I was constantly afraid in those first few days in the new ward that Marc’s condition would suddenly deteriorate and there would not be anyone there fast enough to save him. I don’t believe, looking back, that he was in any major danger at that point, but the way he had first become ill, so suddenly, without warning, makes me fearful to this day of him becoming so ill so quickly again. I worried that he would die before anyone got to him to discover anything was wrong. It sounds melodramatic, but whenever Marc is ill now I worry about him far more than I used to, and I don’t think that will ever change.

It didn’t help that he was back on the ward where he had first started when he came into hospital. He was right back in the place where I had first been called in the middle of the night when he had crashed and been taken to ITU at 3am. The isolation room where he had first been housed was right across the hallway from the bed where he now lay, and to begin with my mind was filled with horrific memories of that night every time I entered the ward.

Seeing the positive side

But despite these new surroundings and different challenges, there were other positives. The children could now visit Daddy in more ‘normal’ surroundings without all the strange machines and equipment that frightened them. Visits were limited to an hour at a time, which meant that the children could be fairly easily entertained and Marc got to see them feeling more comfortable and more like themselves. It also took a bit of the pressure off me, as I no longer felt required to sit with Marc for up to three hours at a time, a task which some days had become a real challenge.

But I felt guilty. I’m sure Marc won’t mind me saying this, but I found the extremely long visits in ITU very difficult some days. It was a massive relief for me not to have to try and think of things to say for such a long period of time each day, when Marc had little to add to the conversation. I can’t imagine what it was like for him, being in the ward hour after hour by himself, but at least now there was more going on around him: other patients he could actually talk to, people being taken away for and brought back from operations each day, nurses and auxiliary staff who would keep up a cheery chatter throughout a lot of the day and regular daily visits from doctors and physiotherapists in what was a much more normalised environment.
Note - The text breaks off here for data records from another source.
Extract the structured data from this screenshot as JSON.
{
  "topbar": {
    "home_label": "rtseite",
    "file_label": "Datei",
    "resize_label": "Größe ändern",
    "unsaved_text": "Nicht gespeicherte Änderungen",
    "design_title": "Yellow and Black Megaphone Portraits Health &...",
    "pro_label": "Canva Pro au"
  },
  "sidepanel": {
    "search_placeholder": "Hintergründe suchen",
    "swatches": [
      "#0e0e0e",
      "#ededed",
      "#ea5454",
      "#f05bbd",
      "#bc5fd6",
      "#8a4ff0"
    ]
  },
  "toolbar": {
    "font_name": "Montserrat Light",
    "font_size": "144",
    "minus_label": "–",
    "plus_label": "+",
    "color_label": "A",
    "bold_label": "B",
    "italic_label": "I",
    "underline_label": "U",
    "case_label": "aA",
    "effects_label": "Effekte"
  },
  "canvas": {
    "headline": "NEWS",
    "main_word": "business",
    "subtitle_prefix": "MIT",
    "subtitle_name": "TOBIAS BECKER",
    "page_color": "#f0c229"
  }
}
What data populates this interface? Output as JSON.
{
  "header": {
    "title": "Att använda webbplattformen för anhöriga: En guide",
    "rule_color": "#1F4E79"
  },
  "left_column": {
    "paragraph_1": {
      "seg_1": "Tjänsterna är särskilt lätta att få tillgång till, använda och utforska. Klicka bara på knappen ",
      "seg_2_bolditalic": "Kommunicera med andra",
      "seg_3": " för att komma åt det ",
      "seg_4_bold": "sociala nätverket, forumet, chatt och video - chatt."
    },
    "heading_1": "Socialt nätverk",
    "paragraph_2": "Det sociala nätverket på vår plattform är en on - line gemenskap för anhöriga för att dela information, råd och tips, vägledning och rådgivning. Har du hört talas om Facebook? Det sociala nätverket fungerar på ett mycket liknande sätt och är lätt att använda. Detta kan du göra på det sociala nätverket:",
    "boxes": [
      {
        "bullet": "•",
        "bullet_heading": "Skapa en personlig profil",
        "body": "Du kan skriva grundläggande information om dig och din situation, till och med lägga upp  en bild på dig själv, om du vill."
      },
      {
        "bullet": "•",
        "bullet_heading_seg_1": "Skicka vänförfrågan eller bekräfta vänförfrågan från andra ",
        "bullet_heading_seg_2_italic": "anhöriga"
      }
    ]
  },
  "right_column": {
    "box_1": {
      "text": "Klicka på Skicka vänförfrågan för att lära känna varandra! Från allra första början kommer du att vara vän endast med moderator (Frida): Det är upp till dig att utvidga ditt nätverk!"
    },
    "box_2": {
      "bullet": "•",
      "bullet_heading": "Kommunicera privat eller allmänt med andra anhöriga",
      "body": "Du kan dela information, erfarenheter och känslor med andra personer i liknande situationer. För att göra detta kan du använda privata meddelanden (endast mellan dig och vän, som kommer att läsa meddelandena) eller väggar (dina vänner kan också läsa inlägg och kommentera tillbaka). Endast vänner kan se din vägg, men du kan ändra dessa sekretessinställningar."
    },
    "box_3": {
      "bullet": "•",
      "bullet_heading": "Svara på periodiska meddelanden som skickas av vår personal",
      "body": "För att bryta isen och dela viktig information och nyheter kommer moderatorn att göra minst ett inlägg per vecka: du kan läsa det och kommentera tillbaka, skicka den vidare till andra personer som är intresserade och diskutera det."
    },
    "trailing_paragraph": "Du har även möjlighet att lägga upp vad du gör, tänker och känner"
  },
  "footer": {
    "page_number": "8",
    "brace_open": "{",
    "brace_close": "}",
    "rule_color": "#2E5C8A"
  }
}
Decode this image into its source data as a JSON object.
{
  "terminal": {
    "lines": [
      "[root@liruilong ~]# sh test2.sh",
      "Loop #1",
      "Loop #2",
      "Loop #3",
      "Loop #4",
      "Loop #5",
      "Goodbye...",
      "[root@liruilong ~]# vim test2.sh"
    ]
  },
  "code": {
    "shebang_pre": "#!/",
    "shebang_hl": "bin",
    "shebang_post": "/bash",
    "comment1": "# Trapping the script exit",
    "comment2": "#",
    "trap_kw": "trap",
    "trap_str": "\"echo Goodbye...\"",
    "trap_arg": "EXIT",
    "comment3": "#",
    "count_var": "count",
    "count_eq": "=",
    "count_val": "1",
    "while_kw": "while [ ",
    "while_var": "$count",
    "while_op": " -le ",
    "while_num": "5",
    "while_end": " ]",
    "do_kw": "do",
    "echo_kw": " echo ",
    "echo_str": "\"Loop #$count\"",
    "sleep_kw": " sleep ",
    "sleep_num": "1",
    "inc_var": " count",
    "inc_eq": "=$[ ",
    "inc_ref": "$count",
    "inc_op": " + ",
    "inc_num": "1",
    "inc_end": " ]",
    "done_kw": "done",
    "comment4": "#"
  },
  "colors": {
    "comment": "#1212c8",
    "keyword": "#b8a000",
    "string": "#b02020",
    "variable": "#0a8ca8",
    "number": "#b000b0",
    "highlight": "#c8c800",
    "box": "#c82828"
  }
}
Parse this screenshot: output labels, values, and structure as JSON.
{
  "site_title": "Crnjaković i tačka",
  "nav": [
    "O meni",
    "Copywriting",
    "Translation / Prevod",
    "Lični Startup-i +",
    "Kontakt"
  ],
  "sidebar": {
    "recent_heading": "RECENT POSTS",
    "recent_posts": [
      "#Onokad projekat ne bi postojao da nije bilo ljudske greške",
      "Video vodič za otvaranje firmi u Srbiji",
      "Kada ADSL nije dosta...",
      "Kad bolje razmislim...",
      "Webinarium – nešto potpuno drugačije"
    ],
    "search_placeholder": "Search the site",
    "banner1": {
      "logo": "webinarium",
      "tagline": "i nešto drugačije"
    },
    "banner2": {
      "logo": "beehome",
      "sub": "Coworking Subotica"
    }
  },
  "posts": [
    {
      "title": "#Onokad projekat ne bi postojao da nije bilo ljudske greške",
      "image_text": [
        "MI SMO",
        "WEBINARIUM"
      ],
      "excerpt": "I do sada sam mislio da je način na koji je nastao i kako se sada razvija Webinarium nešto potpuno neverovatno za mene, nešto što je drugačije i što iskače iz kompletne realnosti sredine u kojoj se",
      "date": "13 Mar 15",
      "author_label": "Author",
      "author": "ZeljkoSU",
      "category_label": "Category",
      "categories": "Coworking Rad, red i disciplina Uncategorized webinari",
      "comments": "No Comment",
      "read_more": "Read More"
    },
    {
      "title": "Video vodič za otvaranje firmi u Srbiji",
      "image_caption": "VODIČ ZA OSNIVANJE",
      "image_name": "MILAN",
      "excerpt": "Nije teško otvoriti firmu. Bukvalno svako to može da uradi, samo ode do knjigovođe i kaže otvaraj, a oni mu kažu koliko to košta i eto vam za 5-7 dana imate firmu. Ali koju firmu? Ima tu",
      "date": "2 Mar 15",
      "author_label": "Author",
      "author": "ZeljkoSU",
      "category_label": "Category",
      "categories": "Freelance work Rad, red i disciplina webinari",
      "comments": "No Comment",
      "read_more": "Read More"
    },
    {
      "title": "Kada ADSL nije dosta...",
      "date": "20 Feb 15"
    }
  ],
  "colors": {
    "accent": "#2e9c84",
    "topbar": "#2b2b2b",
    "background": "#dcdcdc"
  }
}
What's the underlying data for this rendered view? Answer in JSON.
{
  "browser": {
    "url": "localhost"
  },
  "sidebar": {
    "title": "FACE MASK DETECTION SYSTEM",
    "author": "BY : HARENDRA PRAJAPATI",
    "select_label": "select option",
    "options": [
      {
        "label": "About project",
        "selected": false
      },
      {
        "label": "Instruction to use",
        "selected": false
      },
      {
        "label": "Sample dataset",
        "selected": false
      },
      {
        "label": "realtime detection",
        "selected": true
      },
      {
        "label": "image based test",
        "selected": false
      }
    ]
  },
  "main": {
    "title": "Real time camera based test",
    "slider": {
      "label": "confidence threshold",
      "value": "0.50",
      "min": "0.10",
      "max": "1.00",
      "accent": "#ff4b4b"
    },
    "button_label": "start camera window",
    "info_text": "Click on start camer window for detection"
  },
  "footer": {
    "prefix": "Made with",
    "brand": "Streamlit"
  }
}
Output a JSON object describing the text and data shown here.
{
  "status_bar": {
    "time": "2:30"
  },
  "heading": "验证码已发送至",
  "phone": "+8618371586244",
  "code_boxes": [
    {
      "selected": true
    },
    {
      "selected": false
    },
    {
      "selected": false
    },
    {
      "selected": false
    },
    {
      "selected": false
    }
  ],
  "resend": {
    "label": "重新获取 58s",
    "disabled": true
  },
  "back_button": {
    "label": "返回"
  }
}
I think it took him a while to adjust, but somehow he managed it.

A new era

The biggest task of his first few days in A5 was the purchasing of a 30-day subscription to the bedside phone, television and radio package, which at least meant that during any idle hours Marc was able to be entertained in some way. Deciding how long the package should be was the most tricky part. We hoped Marc would be home with us in less than a month but, in reality, that was fairly unlikely. The television came as a real relief in terms of occupying Marc’s time. I could even call and speak to him if I wanted to, although I didn’t do this too often to begin with.

And with this began a new era in the story of Marc’s recovery, one which was no less frustrating than the one in ITU, but was definitely different, and filled with a whole host of new challenges, beginning with Marc adjusting to being back in the real world once again.